II. The issue defendant raises here could be summarily treated under State v. Morris, 227 N.W.2d 150 (Iowa 1975), where the same assertions were rejected, were it not for the more recent decisions in Mullaney v. Wilbur, 421 U.S. 684, 95 S. Ct. 1881, 44 L. Ed. 2d 508 (1975) and State v. Monroe, 236 N.W.2d 24 (Iowa 1975).

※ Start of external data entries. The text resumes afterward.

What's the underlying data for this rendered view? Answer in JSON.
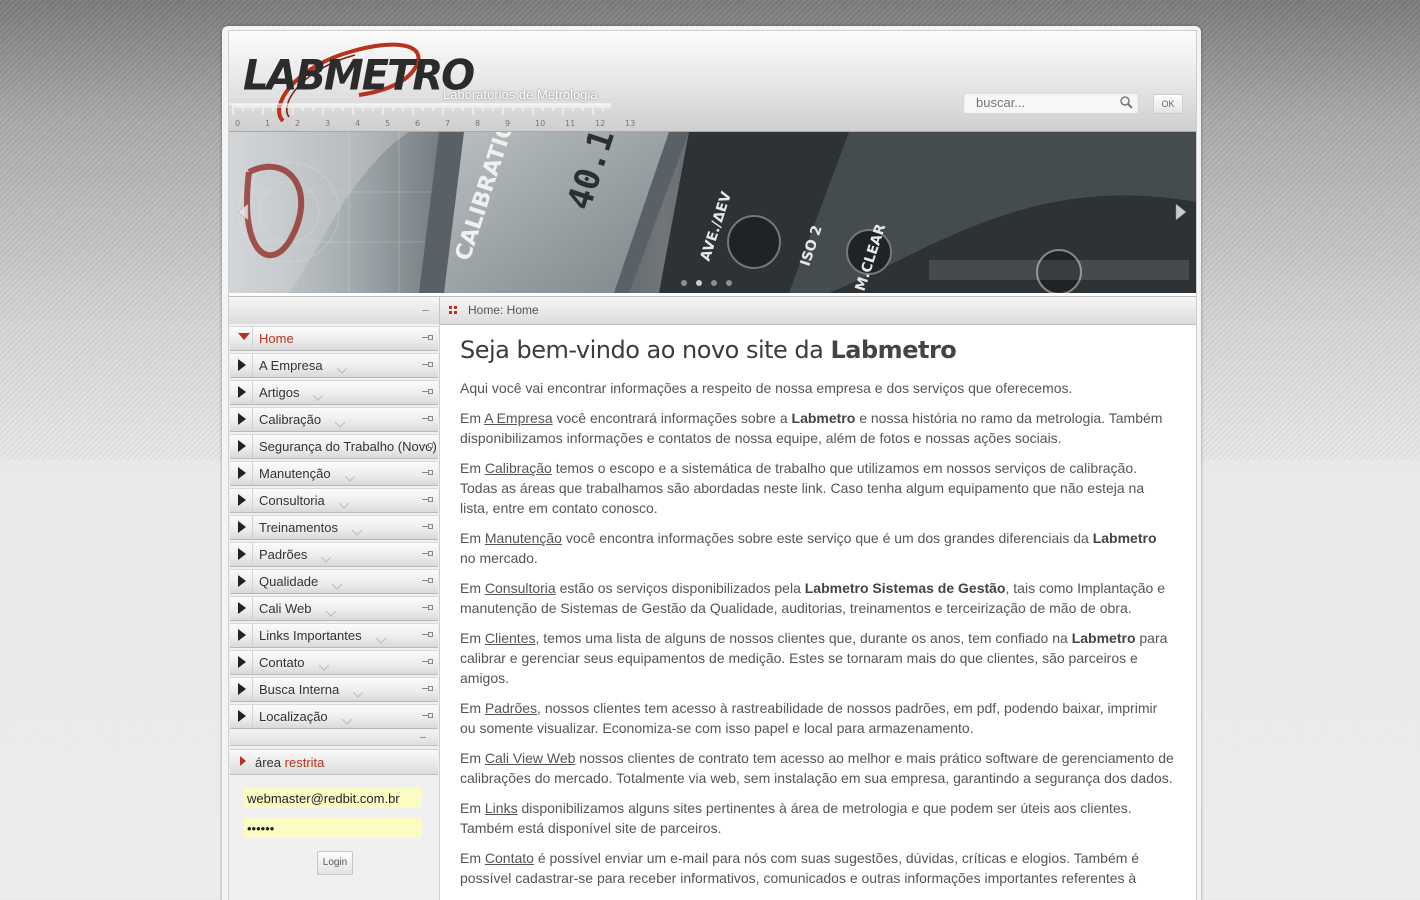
{
  "header": {
    "logo_text": "LABMETRO",
    "tagline": "Laboratórios de Metrologia",
    "ruler_numbers": [
      "0",
      "1",
      "2",
      "3",
      "4",
      "5",
      "6",
      "7",
      "8",
      "9",
      "10",
      "11",
      "12",
      "13"
    ],
    "search_placeholder": "buscar...",
    "search_button": "OK"
  },
  "banner": {
    "slides_count": 4,
    "active_slide": 1
  },
  "breadcrumb": "Home: Home",
  "sidebar": {
    "items": [
      {
        "label": "Home",
        "active": true
      },
      {
        "label": "A Empresa",
        "active": false
      },
      {
        "label": "Artigos",
        "active": false
      },
      {
        "label": "Calibração",
        "active": false
      },
      {
        "label": "Segurança do Trabalho (Novo)",
        "active": false
      },
      {
        "label": "Manutenção",
        "active": false
      },
      {
        "label": "Consultoria",
        "active": false
      },
      {
        "label": "Treinamentos",
        "active": false
      },
      {
        "label": "Padrões",
        "active": false
      },
      {
        "label": "Qualidade",
        "active": false
      },
      {
        "label": "Cali Web",
        "active": false
      },
      {
        "label": "Links Importantes",
        "active": false
      },
      {
        "label": "Contato",
        "active": false
      },
      {
        "label": "Busca Interna",
        "active": false
      },
      {
        "label": "Localização",
        "active": false
      }
    ],
    "restricted_prefix": "área",
    "restricted_highlight": "restrita",
    "login_email": "webmaster@redbit.com.br",
    "login_password": "••••••",
    "login_button": "Login"
  },
  "content": {
    "title_prefix": "Seja bem-vindo ao novo site da",
    "title_brand": "Labmetro",
    "intro": "Aqui você vai encontrar informações a respeito de nossa empresa e dos serviços que oferecemos.",
    "paragraphs": [
      {
        "pre": "Em ",
        "link": "A Empresa",
        "post": " você encontrará informações sobre a ",
        "bold": "Labmetro",
        "post2": " e nossa história no ramo da metrologia. Também disponibilizamos informações e contatos de nossa equipe, além de fotos e nossas ações sociais."
      },
      {
        "pre": "Em ",
        "link": "Calibração",
        "post": " temos o escopo e a sistemática de trabalho que utilizamos em nossos serviços de calibração. Todas as áreas que trabalhamos são abordadas neste link. Caso tenha algum equipamento que não esteja na lista, entre em contato conosco.",
        "bold": "",
        "post2": ""
      },
      {
        "pre": "Em ",
        "link": "Manutenção",
        "post": " você encontra informações sobre este serviço que é um dos grandes diferenciais da ",
        "bold": "Labmetro",
        "post2": " no mercado."
      },
      {
        "pre": "Em ",
        "link": "Consultoria",
        "post": " estão os serviços disponibilizados pela ",
        "bold": "Labmetro Sistemas de Gestão",
        "post2": ", tais como Implantação e manutenção de Sistemas de Gestão da Qualidade, auditorias, treinamentos e terceirização de mão de obra."
      },
      {
        "pre": "Em ",
        "link": "Clientes",
        "post": ", temos uma lista de alguns de nossos clientes que, durante os anos, tem confiado na ",
        "bold": "Labmetro",
        "post2": " para calibrar e gerenciar seus equipamentos de medição. Estes se tornaram mais do que clientes, são parceiros e amigos."
      },
      {
        "pre": "Em ",
        "link": "Padrões",
        "post": ", nossos clientes tem acesso à rastreabilidade de nossos padrões, em pdf, podendo baixar, imprimir ou somente visualizar. Economiza-se com isso papel e local para armazenamento.",
        "bold": "",
        "post2": ""
      },
      {
        "pre": "Em ",
        "link": "Cali View Web",
        "post": " nossos clientes de contrato tem acesso ao melhor e mais prático software de gerenciamento de calibrações do mercado. Totalmente via web, sem instalação em sua empresa, garantindo a segurança dos dados.",
        "bold": "",
        "post2": ""
      },
      {
        "pre": "Em ",
        "link": "Links",
        "post": " disponibilizamos alguns sites pertinentes à área de metrologia e que podem ser úteis aos clientes. Também está disponível site de parceiros.",
        "bold": "",
        "post2": ""
      },
      {
        "pre": "Em ",
        "link": "Contato",
        "post": " é possível enviar um e-mail  para nós com suas sugestões, dúvidas, críticas e elogios. Também é possível cadastrar-se para receber informativos, comunicados e outras informações importantes referentes à",
        "bold": "",
        "post2": ""
      }
    ]
  },
  "colors": {
    "accent": "#b8321f",
    "text": "#555555",
    "login_field_bg": "#fafcc4"
  }
}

In Morris the court had before it a defendant's claim the State had not proved his possession of marijuana because it had failed to show plant material seized from him was not such part of the cannabis plant exempted or excepted from the statutory definition, i. e., "mature stalks of the plant." We quoted with approval from People v. Hudson, 130 Ill.App.2d 1033, 266 N.E.2d 481, 486 (1971), rev'd. on other grounds, 50 Ill. 2d 1, 276 N.E.2d 345 (1971), cert. denied, 405 U.S. 965, 92 S. Ct. 1176, 31 L. Ed. 2d 241 (1972), where the Appellate Court of Illinois, considering an Illinois statute almost identical to § 204.507(1), The Code, said:

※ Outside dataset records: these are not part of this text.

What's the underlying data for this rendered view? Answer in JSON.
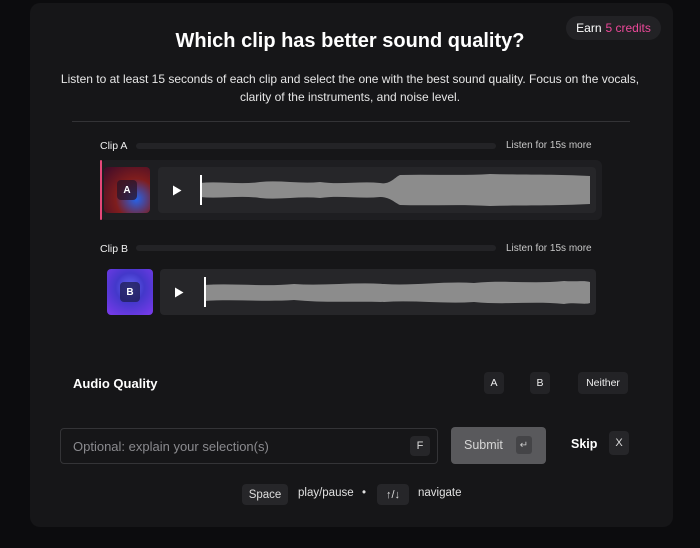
{
  "header": {
    "earn_label": "Earn",
    "earn_credits": "5 credits",
    "title": "Which clip has better sound quality?",
    "instructions": "Listen to at least 15 seconds of each clip and select the one with the best sound quality. Focus on the vocals, clarity of the instruments, and noise level."
  },
  "clips": [
    {
      "label": "Clip A",
      "listen_text": "Listen for 15s more",
      "badge": "A",
      "listen_progress": 0,
      "play_icon": "play-icon",
      "selected": true
    },
    {
      "label": "Clip B",
      "listen_text": "Listen for 15s more",
      "badge": "B",
      "listen_progress": 0,
      "play_icon": "play-icon",
      "selected": false
    }
  ],
  "question": {
    "label": "Audio Quality",
    "options": [
      "A",
      "B",
      "Neither"
    ]
  },
  "explain": {
    "placeholder": "Optional: explain your selection(s)",
    "shortcut": "F"
  },
  "submit": {
    "label": "Submit",
    "shortcut": "↵"
  },
  "skip": {
    "label": "Skip",
    "shortcut": "X"
  },
  "hints": {
    "space_key": "Space",
    "space_action": "play/pause",
    "separator": "•",
    "nav_key": "↑/↓",
    "nav_action": "navigate"
  },
  "colors": {
    "accent": "#ec4899",
    "background": "#0c0c0e",
    "card": "#161618",
    "waveform": "#8c8c8c"
  }
}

"No burden is put upon the State, with respect to an exception, until such time as the defendant introduces evidence to show that an exception is applicable." 227 N.W.2d at 154.

We concluded in Morris, 227 N.W.2d at 154,

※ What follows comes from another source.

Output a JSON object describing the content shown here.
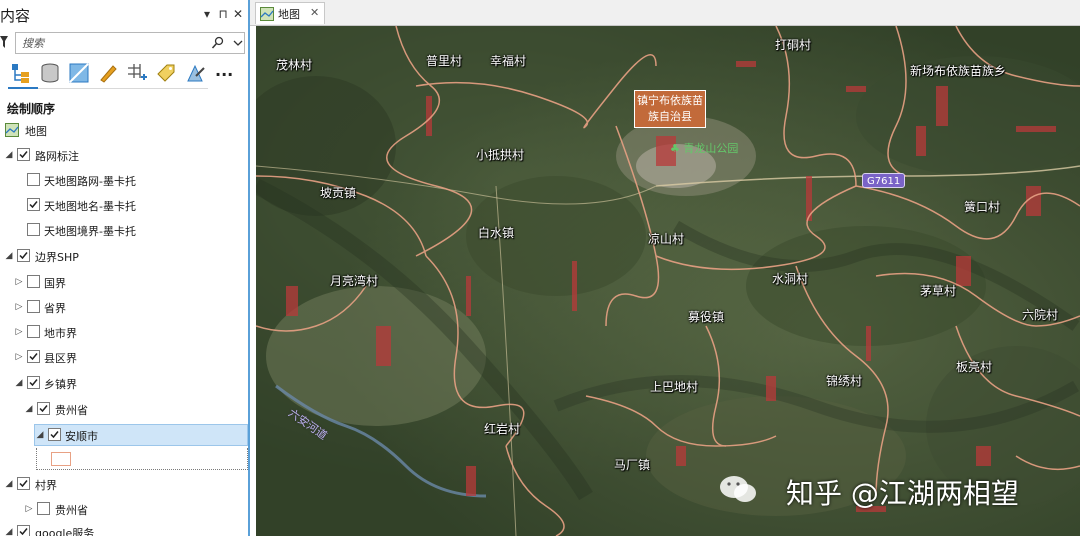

"Since defendant failed to produce evidence as to any statutory exemption or exception, his instant contention is without merit."

Morris finds support in decisions from other jurisdictions. Hall v. State, 291 Ala. 397, 281 So. 2d 662 (1973); State v. Jung, 19 Ariz.App. 257, 506 P.2d 648 (1973); People v. Martinez, supra; People v. Meyers, 182 Colo. 21, 510 P.2d 430 (1973); Butler v. State, 289 N.E.2d 772 (Ind.App.1972); People v. Moore, 30 Mich.App. 451, 186 N.W.2d 788 (1971); State v. Karathanos, 158 Mont. 461, 493 P.2d 326 (1972); State v. Conley, 32 Ohio App.2d 54, 288 N.E.2d 296 (1971); State v. Stawinsky, supra; State v. Singleton, 9 Wash. App. 399, 512 P.2d 1119 (1973).

In Mullaney, supra, the United States Supreme Court was concerned with Maine's treatment of issues in the trial of a common-law crime (murder) in which defendant, to escape conviction for murder, was required to carry the burden of persuasion that he acted in the heat of passion on sudden provocation. The Mullaney court preserved the concept articulated in Morris, *869 supra, which imposed on defendant the initial burden of going forward with the evidence:

"Many states do require the defendant to show that there is `some evidence' indicating that he acted in the heat of passion before requiring the prosecution to negate this element by proving the absence of passion beyond a reasonable doubt. (Citations) Nothing in this opinion is intended to affect that requirement." Mullaney v. Wilbur, supra, 421 U.S. at 701, 95 S. Ct. at 1891, 44 L. Ed. 2d at 521, n.28.

In State v. Monroe, supra, 236 N.W.2d at 37 we interpreted Mullaney to mean "an issue such as defendant's mens rea is an element of the offense and cannot be converted to an issue affecting only mitigation of punishment." We there held § 204.410, The Code, unconstitutional to the extent it directly imposed on defendant the burden to prove his specific intent to only accommodate in a delivery or possession-with-intent-to-deliver situation. See § 204.401(1), (2), The Code.

We conclude there is nothing in Mullaney or Monroe which requires us to modify our holding in Morris. Where, as here, defendant introduces no evidence indicating he is within the prescription exceptions, there is no burden on the State under Winship, Mullaney or Monroe to negative the exception. Constitutionally construed in light of those decisions, the reach of § 204.507(1) must be limited to a requirement that defendant produce some evidence he is within a statutory exception before the State is obligated to assume the burden to negate the exception beyond a reasonable doubt. See State v. Thomas, 219 N.W.2d 3, 5 (Iowa 1974); LaFave & Scott, Criminal Law, 539-540 (1972); McCormick, Evidence § 341 at 800-802 (2d ed.1972); Perkins on Criminal Law 49-51 (2d ed.1969).

We find no error. The judgment below is affirmed.

AFFIRMED.